**WHAT TO PRODUCE:**
Repeat each entry word for word; the images are not part of the copy.
+++
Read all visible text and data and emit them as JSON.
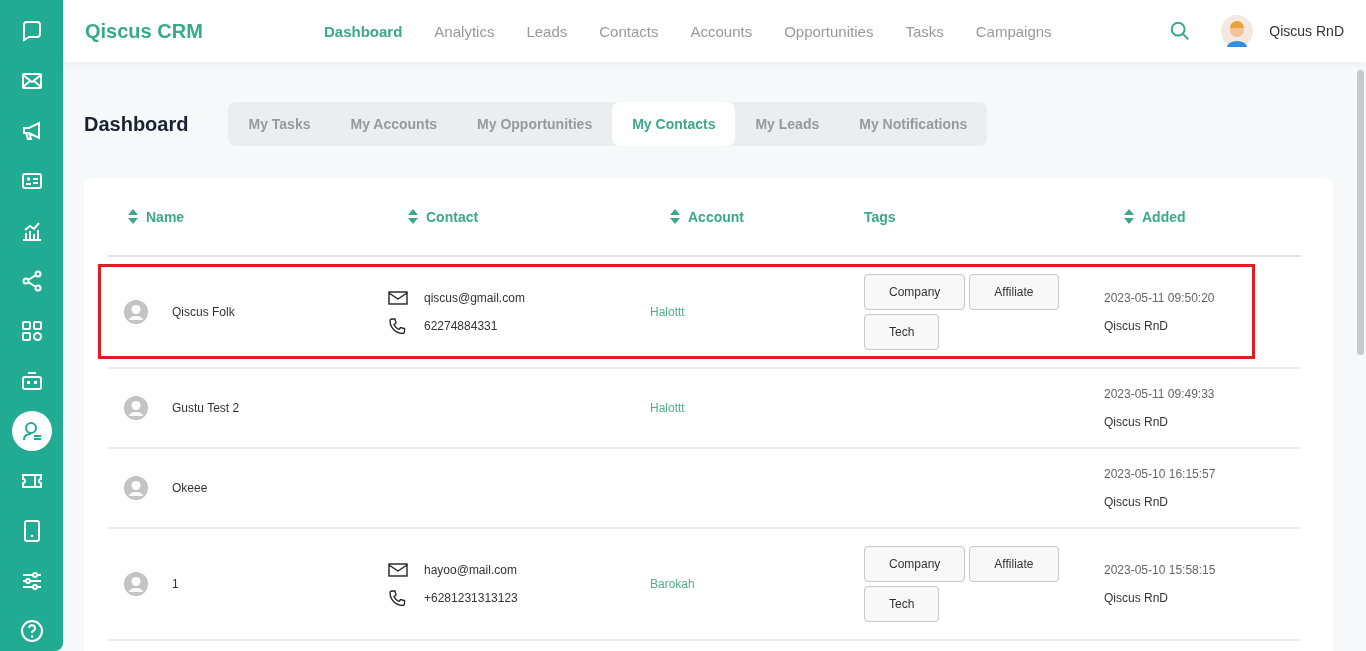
{
  "sidebar": {
    "items": [
      {
        "selected": false
      },
      {
        "selected": false
      },
      {
        "selected": false
      },
      {
        "selected": false
      },
      {
        "selected": false
      },
      {
        "selected": false
      },
      {
        "selected": false
      },
      {
        "selected": false
      },
      {
        "selected": true
      },
      {
        "selected": false
      },
      {
        "selected": false
      },
      {
        "selected": false
      },
      {
        "selected": false
      }
    ]
  },
  "header": {
    "brand": "Qiscus CRM",
    "nav": [
      {
        "label": "Dashboard",
        "selected": true
      },
      {
        "label": "Analytics",
        "selected": false
      },
      {
        "label": "Leads",
        "selected": false
      },
      {
        "label": "Contacts",
        "selected": false
      },
      {
        "label": "Accounts",
        "selected": false
      },
      {
        "label": "Opportunities",
        "selected": false
      },
      {
        "label": "Tasks",
        "selected": false
      },
      {
        "label": "Campaigns",
        "selected": false
      }
    ],
    "user": "Qiscus RnD"
  },
  "page_title": "Dashboard",
  "tabs": [
    {
      "label": "My Tasks",
      "selected": false
    },
    {
      "label": "My Accounts",
      "selected": false
    },
    {
      "label": "My Opportunities",
      "selected": false
    },
    {
      "label": "My Contacts",
      "selected": true
    },
    {
      "label": "My Leads",
      "selected": false
    },
    {
      "label": "My Notifications",
      "selected": false
    }
  ],
  "table": {
    "columns": [
      {
        "label": "Name",
        "sortable": true
      },
      {
        "label": "Contact",
        "sortable": true
      },
      {
        "label": "Account",
        "sortable": true
      },
      {
        "label": "Tags",
        "sortable": false
      },
      {
        "label": "Added",
        "sortable": true
      }
    ],
    "rows": [
      {
        "name": "Qiscus Folk",
        "email": "qiscus@gmail.com",
        "phone": "62274884331",
        "account": "Halottt",
        "tags": [
          "Company",
          "Affiliate",
          "Tech"
        ],
        "added": "2023-05-11 09:50:20",
        "added_by": "Qiscus RnD",
        "highlighted": true
      },
      {
        "name": "Gustu Test 2",
        "account": "Halottt",
        "tags": [],
        "added": "2023-05-11 09:49:33",
        "added_by": "Qiscus RnD",
        "highlighted": false
      },
      {
        "name": "Okeee",
        "tags": [],
        "added": "2023-05-10 16:15:57",
        "added_by": "Qiscus RnD",
        "highlighted": false
      },
      {
        "name": "1",
        "email": "hayoo@mail.com",
        "phone": "+6281231313123",
        "account": "Barokah",
        "tags": [
          "Company",
          "Affiliate",
          "Tech"
        ],
        "added": "2023-05-10 15:58:15",
        "added_by": "Qiscus RnD",
        "highlighted": false
      }
    ]
  }
}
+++
**SOLUTION FOR THIS EXERCISE:**
Read all visible text and data and emit them as JSON.
{
  "sidebar": {
    "items": [
      {
        "selected": false
      },
      {
        "selected": false
      },
      {
        "selected": false
      },
      {
        "selected": false
      },
      {
        "selected": false
      },
      {
        "selected": false
      },
      {
        "selected": false
      },
      {
        "selected": false
      },
      {
        "selected": true
      },
      {
        "selected": false
      },
      {
        "selected": false
      },
      {
        "selected": false
      },
      {
        "selected": false
      }
    ]
  },
  "header": {
    "brand": "Qiscus CRM",
    "nav": [
      {
        "label": "Dashboard",
        "selected": true
      },
      {
        "label": "Analytics",
        "selected": false
      },
      {
        "label": "Leads",
        "selected": false
      },
      {
        "label": "Contacts",
        "selected": false
      },
      {
        "label": "Accounts",
        "selected": false
      },
      {
        "label": "Opportunities",
        "selected": false
      },
      {
        "label": "Tasks",
        "selected": false
      },
      {
        "label": "Campaigns",
        "selected": false
      }
    ],
    "user": "Qiscus RnD"
  },
  "page_title": "Dashboard",
  "tabs": [
    {
      "label": "My Tasks",
      "selected": false
    },
    {
      "label": "My Accounts",
      "selected": false
    },
    {
      "label": "My Opportunities",
      "selected": false
    },
    {
      "label": "My Contacts",
      "selected": true
    },
    {
      "label": "My Leads",
      "selected": false
    },
    {
      "label": "My Notifications",
      "selected": false
    }
  ],
  "table": {
    "columns": [
      {
        "label": "Name",
        "sortable": true
      },
      {
        "label": "Contact",
        "sortable": true
      },
      {
        "label": "Account",
        "sortable": true
      },
      {
        "label": "Tags",
        "sortable": false
      },
      {
        "label": "Added",
        "sortable": true
      }
    ],
    "rows": [
      {
        "name": "Qiscus Folk",
        "email": "qiscus@gmail.com",
        "phone": "62274884331",
        "account": "Halottt",
        "tags": [
          "Company",
          "Affiliate",
          "Tech"
        ],
        "added": "2023-05-11 09:50:20",
        "added_by": "Qiscus RnD",
        "highlighted": true
      },
      {
        "name": "Gustu Test 2",
        "account": "Halottt",
        "tags": [],
        "added": "2023-05-11 09:49:33",
        "added_by": "Qiscus RnD",
        "highlighted": false
      },
      {
        "name": "Okeee",
        "tags": [],
        "added": "2023-05-10 16:15:57",
        "added_by": "Qiscus RnD",
        "highlighted": false
      },
      {
        "name": "1",
        "email": "hayoo@mail.com",
        "phone": "+6281231313123",
        "account": "Barokah",
        "tags": [
          "Company",
          "Affiliate",
          "Tech"
        ],
        "added": "2023-05-10 15:58:15",
        "added_by": "Qiscus RnD",
        "highlighted": false
      }
    ]
  }
}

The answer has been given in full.